* Dataset rows describing interfaces *
+++

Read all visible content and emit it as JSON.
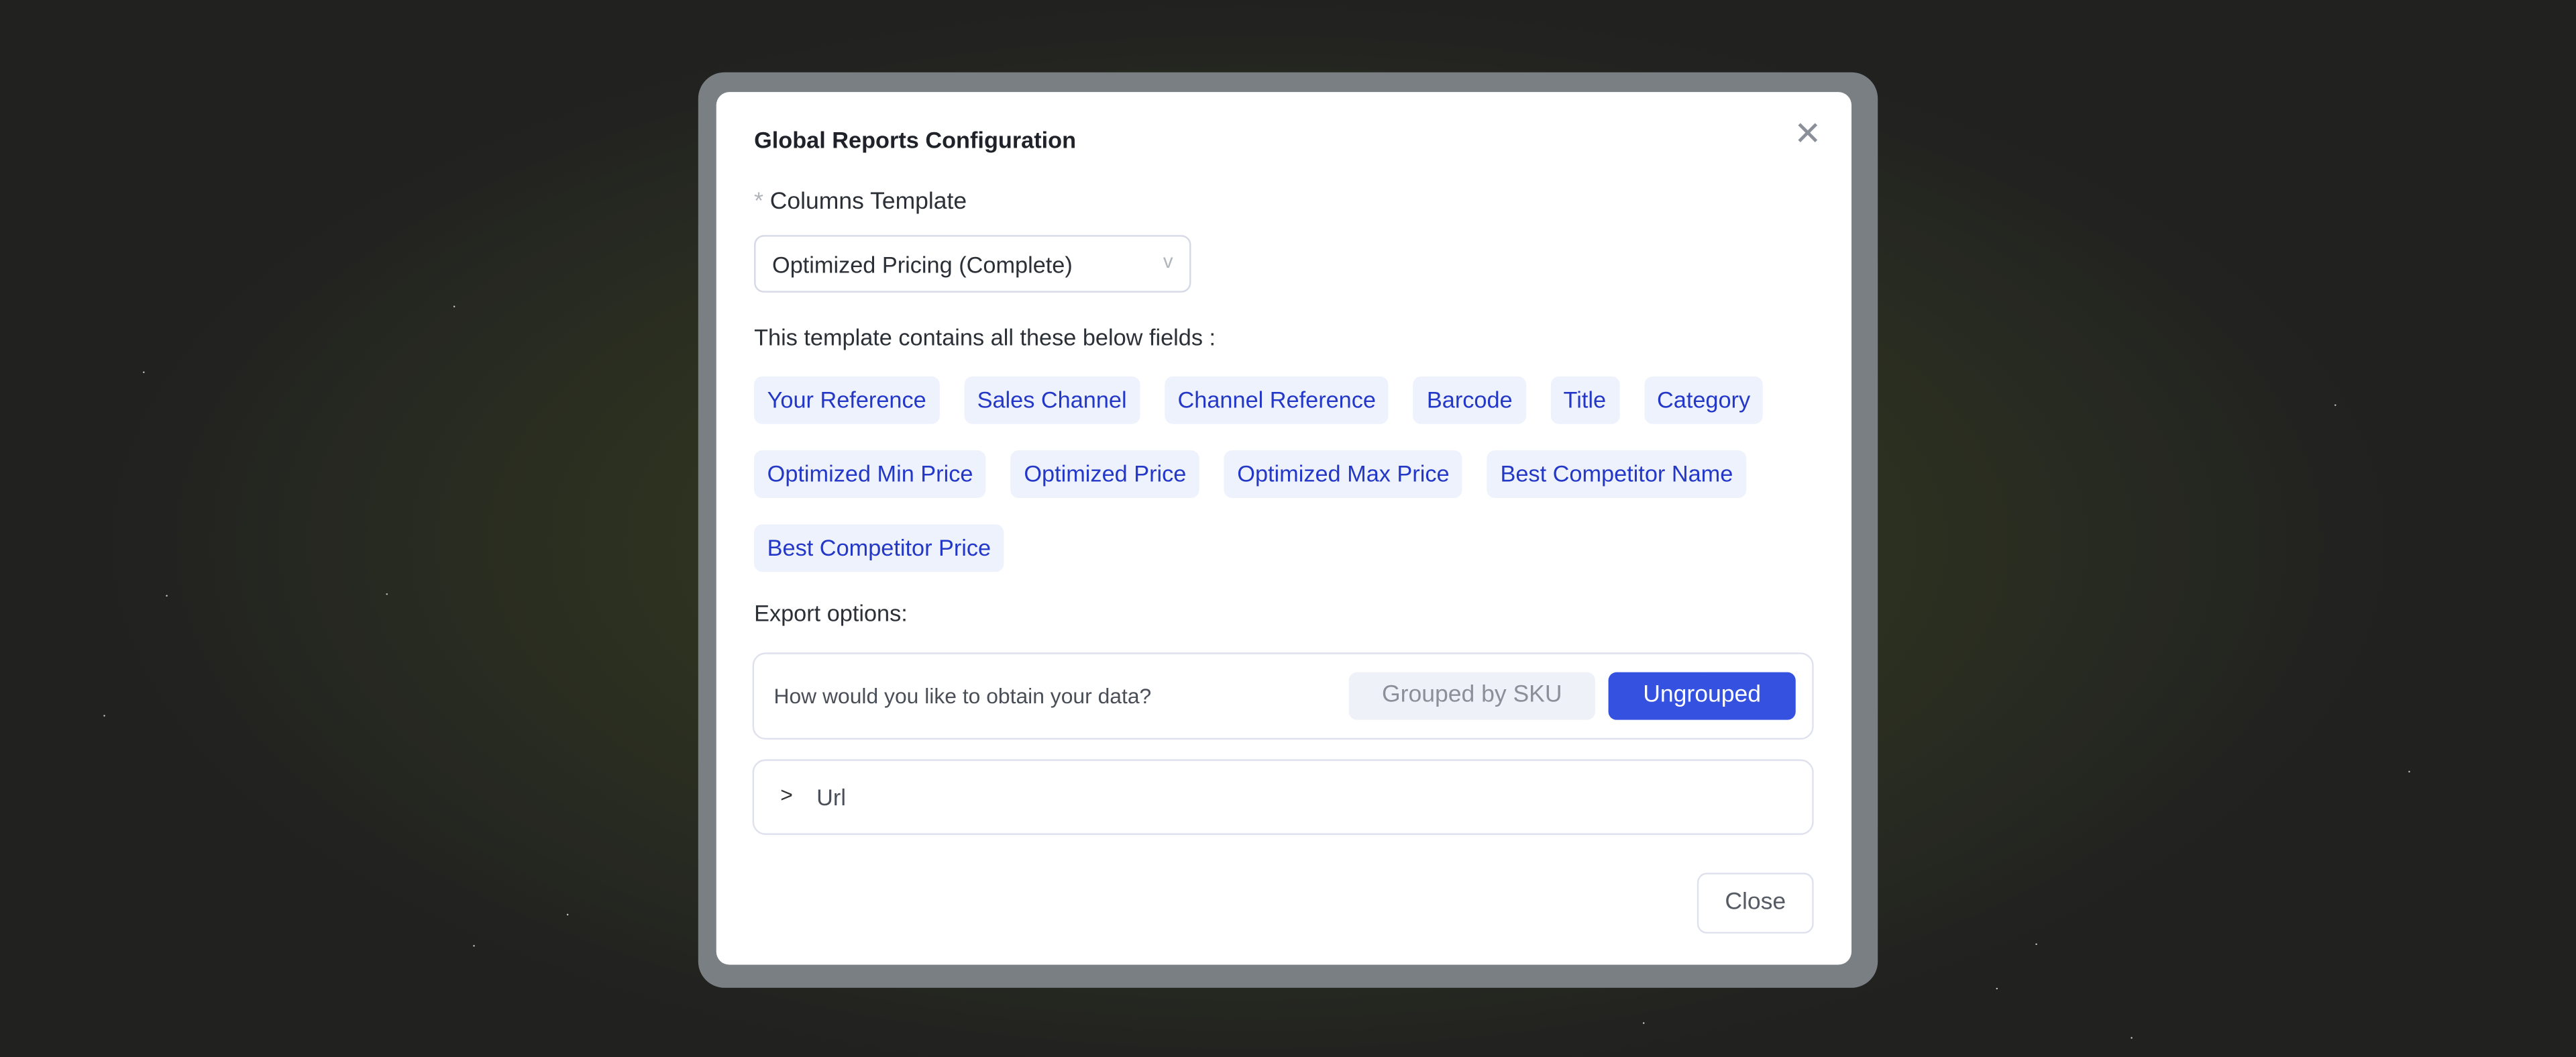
{
  "dialog": {
    "title": "Global Reports Configuration",
    "close_icon": "close-x-icon"
  },
  "columns_template": {
    "required_mark": "*",
    "label": "Columns Template",
    "selected": "Optimized Pricing (Complete)",
    "chevron": "v"
  },
  "fields": {
    "label": "This template contains all these below fields :",
    "items": [
      "Your Reference",
      "Sales Channel",
      "Channel Reference",
      "Barcode",
      "Title",
      "Category",
      "Optimized Min Price",
      "Optimized Price",
      "Optimized Max Price",
      "Best Competitor Name",
      "Best Competitor Price"
    ]
  },
  "export": {
    "label": "Export options:",
    "question": "How would you like to obtain your data?",
    "options": [
      "Grouped by SKU",
      "Ungrouped"
    ],
    "selected": "Ungrouped"
  },
  "url": {
    "chevron": ">",
    "label": "Url"
  },
  "footer": {
    "close_label": "Close"
  },
  "colors": {
    "accent": "#3451e0",
    "tag_text": "#2438c8",
    "tag_bg": "#eef2fd"
  }
}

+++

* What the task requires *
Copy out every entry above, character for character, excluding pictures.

* Written reply *
Read all visible content and emit it as JSON.
{
  "dialog": {
    "title": "Global Reports Configuration",
    "close_icon": "close-x-icon"
  },
  "columns_template": {
    "required_mark": "*",
    "label": "Columns Template",
    "selected": "Optimized Pricing (Complete)",
    "chevron": "v"
  },
  "fields": {
    "label": "This template contains all these below fields :",
    "items": [
      "Your Reference",
      "Sales Channel",
      "Channel Reference",
      "Barcode",
      "Title",
      "Category",
      "Optimized Min Price",
      "Optimized Price",
      "Optimized Max Price",
      "Best Competitor Name",
      "Best Competitor Price"
    ]
  },
  "export": {
    "label": "Export options:",
    "question": "How would you like to obtain your data?",
    "options": [
      "Grouped by SKU",
      "Ungrouped"
    ],
    "selected": "Ungrouped"
  },
  "url": {
    "chevron": ">",
    "label": "Url"
  },
  "footer": {
    "close_label": "Close"
  },
  "colors": {
    "accent": "#3451e0",
    "tag_text": "#2438c8",
    "tag_bg": "#eef2fd"
  }
}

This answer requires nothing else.